She tells the two police officials that he called her the previous day and threatened to have her deported, to have the baby taken away from her if she dared to say anything against him, if she spoke about anything whatsoever other than corroborating the complaint he had filed.

“You need to get your phone number changed as soon as possible. No one needs to put up with that kind of treatment,” the cop says, not looking her in the eyes empathetically as a woman might. He rolls his eyes, shakes his head and looks away. “Do you wish to file a criminal complaint against him?”
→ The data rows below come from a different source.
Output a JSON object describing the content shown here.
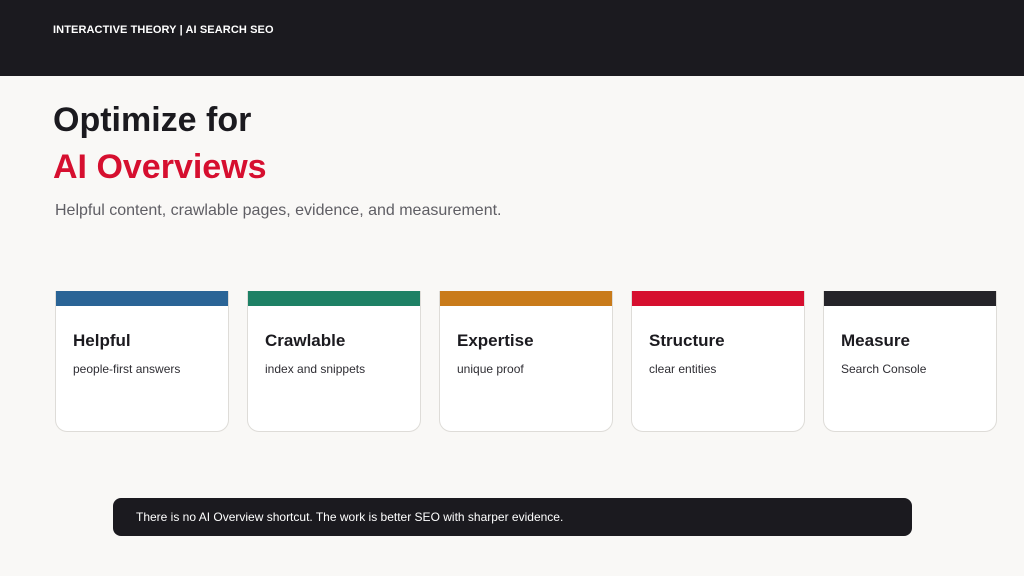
{
  "header": {
    "brand": "INTERACTIVE THEORY | AI SEARCH SEO"
  },
  "hero": {
    "title_line1": "Optimize for",
    "title_line2": "AI Overviews",
    "subtitle": "Helpful content, crawlable pages, evidence, and measurement."
  },
  "cards": [
    {
      "title": "Helpful",
      "description": "people-first answers",
      "accent_color": "#2a6496"
    },
    {
      "title": "Crawlable",
      "description": "index and snippets",
      "accent_color": "#1e8165"
    },
    {
      "title": "Expertise",
      "description": "unique proof",
      "accent_color": "#c97b1a"
    },
    {
      "title": "Structure",
      "description": "clear entities",
      "accent_color": "#d60f2f"
    },
    {
      "title": "Measure",
      "description": "Search Console",
      "accent_color": "#252429"
    }
  ],
  "footer": {
    "note": "There is no AI Overview shortcut. The work is better SEO with sharper evidence."
  },
  "colors": {
    "background": "#f9f8f6",
    "dark": "#1b1a1f",
    "highlight": "#d60f2f"
  }
}
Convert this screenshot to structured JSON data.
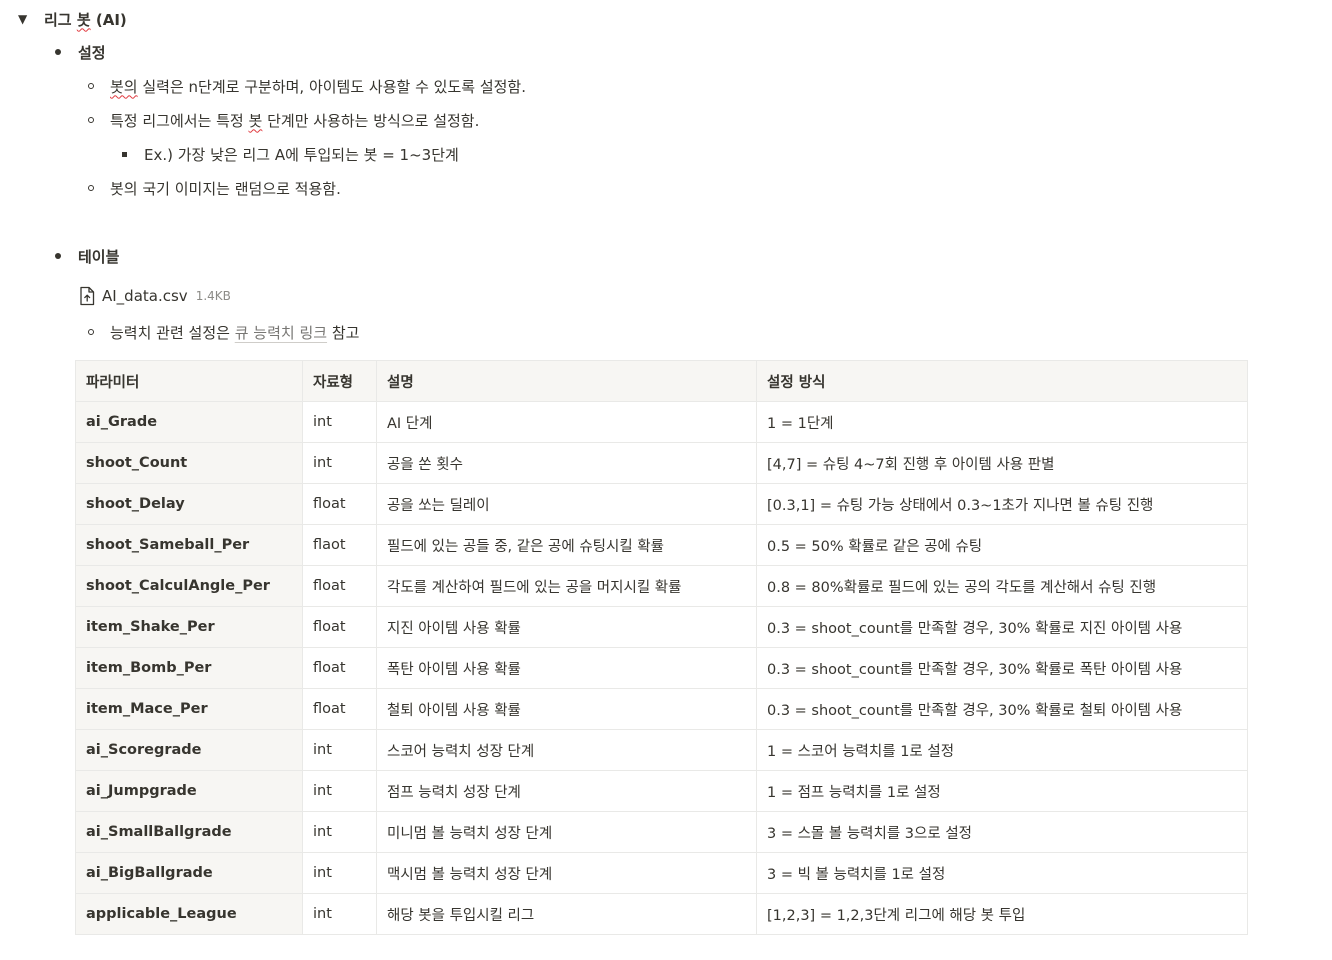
{
  "toggle": {
    "title_prefix": "리그 ",
    "title_squiggle": "봇",
    "title_suffix": " (AI)"
  },
  "settings": {
    "heading": "설정",
    "items": [
      {
        "squiggle": "봇의",
        "rest": " 실력은 n단계로 구분하며, 아이템도 사용할 수 있도록 설정함."
      },
      {
        "prefix": "특정 리그에서는 특정 ",
        "squiggle": "봇",
        "rest": " 단계만 사용하는 방식으로 설정함."
      },
      {
        "text": "Ex.) 가장 낮은 리그 A에 투입되는 봇 = 1~3단계"
      },
      {
        "text": "봇의 국기 이미지는 랜덤으로 적용함."
      }
    ]
  },
  "table_section": {
    "heading": "테이블",
    "file": {
      "name": "AI_data.csv",
      "size": "1.4KB"
    },
    "note_prefix": "능력치 관련 설정은 ",
    "note_link": "큐 능력치 링크",
    "note_suffix": " 참고"
  },
  "table": {
    "headers": [
      "파라미터",
      "자료형",
      "설명",
      "설정 방식"
    ],
    "rows": [
      [
        "ai_Grade",
        "int",
        "AI 단계",
        "1 = 1단계"
      ],
      [
        "shoot_Count",
        "int",
        "공을 쏜 횟수",
        "[4,7] = 슈팅 4~7회 진행 후 아이템 사용 판별"
      ],
      [
        "shoot_Delay",
        "float",
        "공을 쏘는 딜레이",
        "[0.3,1] = 슈팅 가능 상태에서 0.3~1초가 지나면 볼 슈팅 진행"
      ],
      [
        "shoot_Sameball_Per",
        "flaot",
        "필드에 있는 공들 중, 같은 공에 슈팅시킬 확률",
        "0.5 = 50% 확률로 같은 공에 슈팅"
      ],
      [
        "shoot_CalculAngle_Per",
        "float",
        "각도를 계산하여 필드에 있는 공을 머지시킬 확률",
        "0.8 = 80%확률로 필드에 있는 공의 각도를 계산해서 슈팅 진행"
      ],
      [
        "item_Shake_Per",
        "float",
        "지진 아이템 사용 확률",
        "0.3 = shoot_count를 만족할 경우, 30% 확률로 지진 아이템 사용"
      ],
      [
        "item_Bomb_Per",
        "float",
        "폭탄 아이템 사용 확률",
        "0.3 = shoot_count를 만족할 경우, 30% 확률로 폭탄 아이템 사용"
      ],
      [
        "item_Mace_Per",
        "float",
        "철퇴 아이템 사용 확률",
        "0.3 = shoot_count를 만족할 경우, 30% 확률로 철퇴 아이템 사용"
      ],
      [
        "ai_Scoregrade",
        "int",
        "스코어 능력치 성장 단계",
        "1 = 스코어 능력치를 1로 설정"
      ],
      [
        "ai_Jumpgrade",
        "int",
        "점프 능력치 성장 단계",
        "1 = 점프 능력치를 1로 설정"
      ],
      [
        "ai_SmallBallgrade",
        "int",
        "미니멈 볼 능력치 성장 단계",
        "3 = 스몰 볼 능력치를 3으로 설정"
      ],
      [
        "ai_BigBallgrade",
        "int",
        "맥시멈 볼 능력치 성장 단계",
        "3 = 빅 볼 능력치를 1로 설정"
      ],
      [
        "applicable_League",
        "int",
        "해당 봇을 투입시킬 리그",
        "[1,2,3] = 1,2,3단계 리그에 해당 봇 투입"
      ]
    ]
  }
}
Margaret sets off on a tirade: “When I was seven months pregnant, he chased me out of the apartment. Literally! That time he drove me to the shelter himself. He wanted me out. When he comes home from work, the first thing he does is put on loud music. The neighbors complain about it constantly. And it can’t be good for the baby. Sometimes I just take the baby and go into the bedroom and lock the door, just to get away from him and get some sleep. He says it’s his apartment and he can do what he wants. He goes to prostitutes. I ask him for money for my seven-year old daughter—she’s still in Kenya. To pay her school fees. But he refuses. He has money—but he uses it for prostitutes!”

The cop asks again, “Do you wish to file a criminal complaint against him?”

“Yes,” she says, determined and serious.

“You simply need to make sure you stay clear of him,” he repeats.

“I will, I’m never going back. Definitely not. Never.”

The cop says to me, “Das habe ich schon so viel mal gehört!” (“I’ve heard that so many times.”)

Gordon hit Margaret’s eye so hard that she needed stitches. That night, her baby was taken into child protective services. “I haven’t seen my baby in three weeks. Can you help me see her?” she asks piteously.

“That’s not a matter for the police. That’s determined by the youth office. Normally, they should want you to be able to be together.”

Margaret will be getting a small apartment of her own. The youth welfare office has told her that when she is settled in a place she will get her daughter back.